response to it, aided the popularization of psychoanalytic theory. With increasing acceptance of psychoanalysis came two new genres of children's literature-known today as picture books and young adult novels-that were frequently fashioned as psychological in their forms and functions.Freud in Oz offers a history of reigning theories in the study of children's literature and psychoanalysis, providing fresh insights on a diversity of topics, including the view that Maurice Sendak and Bruno Bettelheim can be thought of as rivals, that Sendak's makeover of monstrosity helped lead to the likes of the Muppets, and that "Poohology"is its own kind of literary criticism-serving up Winnie the Pooh as the poster bear for theorists of widely varying stripes.
Kenneth B. Kidd is associate professor of English and associate director of the Center for Children's Literature and Culture at the University of Florida. He is the author of Making American Boys: Boyology and the Feral Tale (Minnesota, 2004).

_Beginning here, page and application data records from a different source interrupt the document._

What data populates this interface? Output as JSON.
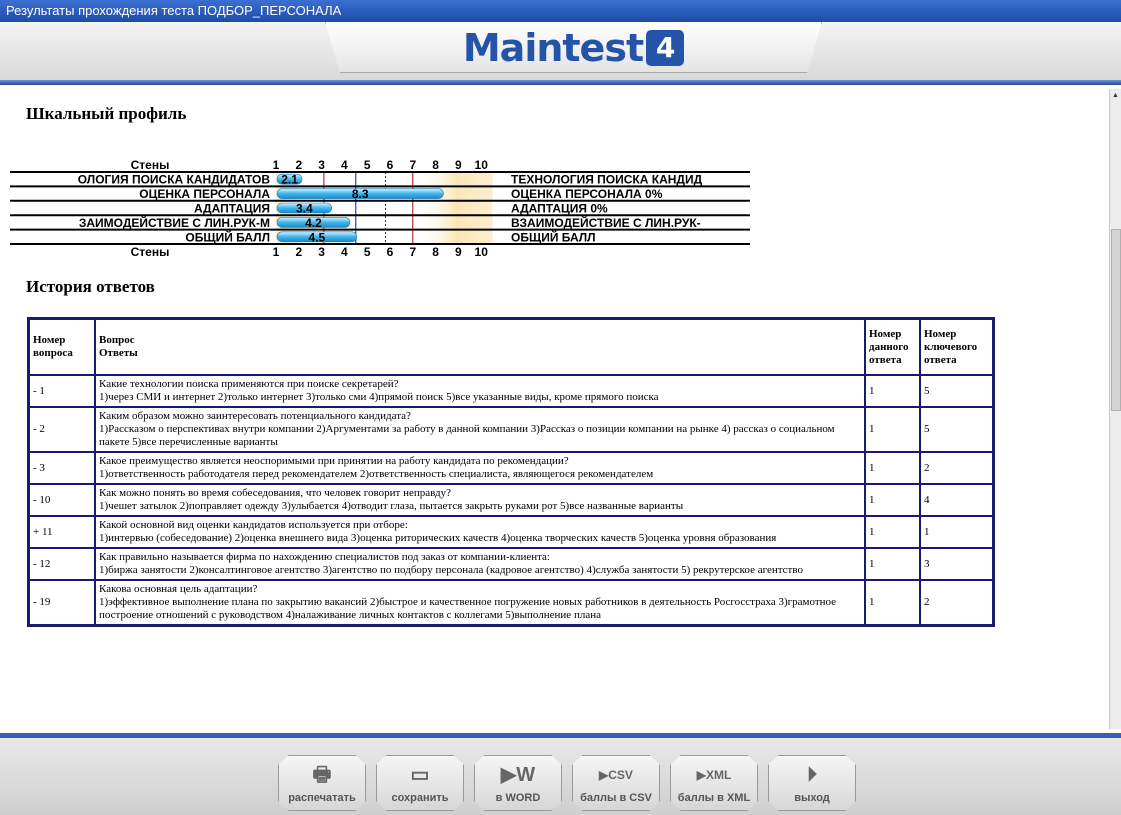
{
  "window": {
    "title": "Результаты прохождения теста ПОДБОР_ПЕРСОНАЛА"
  },
  "header": {
    "logo_text": "Maintest",
    "logo_badge": "4"
  },
  "profile": {
    "heading": "Шкальный профиль",
    "axis_label": "Стены",
    "ticks": [
      "1",
      "2",
      "3",
      "4",
      "5",
      "6",
      "7",
      "8",
      "9",
      "10"
    ],
    "rows": [
      {
        "left": "ОЛОГИЯ ПОИСКА КАНДИДАТОВ",
        "score": 2.1,
        "score_label": "2.1",
        "right": "ТЕХНОЛОГИЯ ПОИСКА КАНДИД"
      },
      {
        "left": "ОЦЕНКА ПЕРСОНАЛА",
        "score": 8.3,
        "score_label": "8.3",
        "right": "ОЦЕНКА ПЕРСОНАЛА  0%"
      },
      {
        "left": "АДАПТАЦИЯ",
        "score": 3.4,
        "score_label": "3.4",
        "right": "АДАПТАЦИЯ  0%"
      },
      {
        "left": "ЗАИМОДЕЙСТВИЕ С ЛИН.РУК-М",
        "score": 4.2,
        "score_label": "4.2",
        "right": "ВЗАИМОДЕЙСТВИЕ С ЛИН.РУК-"
      },
      {
        "left": "ОБЩИЙ БАЛЛ",
        "score": 4.5,
        "score_label": "4.5",
        "right": "ОБЩИЙ БАЛЛ"
      }
    ]
  },
  "history": {
    "heading": "История ответов",
    "columns": {
      "num_1": "Номер",
      "num_2": "вопроса",
      "q_1": "Вопрос",
      "q_2": "Ответы",
      "given_1": "Номер",
      "given_2": "данного",
      "given_3": "ответа",
      "key_1": "Номер",
      "key_2": "ключевого",
      "key_3": "ответа"
    },
    "rows": [
      {
        "num": "- 1",
        "question": "Какие технологии поиска применяются при поиске секретарей?",
        "answers": "1)через СМИ и интернет 2)только интернет 3)только сми 4)прямой поиск 5)все указанные виды, кроме прямого поиска",
        "given": "1",
        "key": "5"
      },
      {
        "num": "- 2",
        "question": "Каким образом можно заинтересовать потенциального кандидата?",
        "answers": "1)Рассказом о перспективах внутри компании 2)Аргументами за работу в данной компании 3)Рассказ о позиции компании на рынке 4) рассказ о социальном пакете 5)все перечисленные варианты",
        "given": "1",
        "key": "5"
      },
      {
        "num": "- 3",
        "question": "Какое преимущество является неоспоримыми при принятии на работу кандидата по рекомендации?",
        "answers": "1)ответственность работодателя перед рекомендателем 2)ответственность специалиста, являющегося рекомендателем",
        "given": "1",
        "key": "2"
      },
      {
        "num": "- 10",
        "question": "Как можно понять во время собеседования, что человек говорит неправду?",
        "answers": "1)чешет затылок 2)поправляет одежду 3)улыбается 4)отводит глаза, пытается закрыть руками рот 5)все названные варианты",
        "given": "1",
        "key": "4"
      },
      {
        "num": "+ 11",
        "question": "Какой основной вид оценки кандидатов используется при отборе:",
        "answers": "1)интервью (собеседование) 2)оценка внешнего вида 3)оценка риторических качеств 4)оценка творческих качеств 5)оценка уровня образования",
        "given": "1",
        "key": "1"
      },
      {
        "num": "- 12",
        "question": "Как правильно называется фирма по нахождению специалистов под заказ от компании-клиента:",
        "answers": "1)биржа занятости 2)консалтинговое агентство 3)агентство по подбору персонала (кадровое агентство) 4)служба занятости 5) рекрутерское агентство",
        "given": "1",
        "key": "3"
      },
      {
        "num": "- 19",
        "question": "Какова основная цель адаптации?",
        "answers": "1)эффективное выполнение плана по закрытию вакансий 2)быстрое и качественное погружение новых работников в деятельность Росгосстраха 3)грамотное построение отношений с руководством 4)налаживание личных контактов с коллегами 5)выполнение плана",
        "given": "1",
        "key": "2"
      }
    ]
  },
  "toolbar": {
    "print": "распечатать",
    "save": "сохранить",
    "word": "в WORD",
    "csv": "баллы в CSV",
    "xml": "баллы в XML",
    "exit": "выход",
    "csv_tag": "CSV",
    "xml_tag": "XML"
  }
}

Contents Introduction: Reopening the Case of Peter Pan 1. Kids, Fairy Tales, and the Uses of Enchantment 2. Child Analysis, Play, and the Golden Age of Pooh 3. Three Case Histories: Alice,Peter Pan, and Oz 4. Maurice Sendak and Picturebook Psychology 5. "A Case History of Us All": The Adolescent Novel before and after Salinger 6. T Is for Trauma: The Children's Literature of Atrocity Acknowledgments Notes Bibliography Index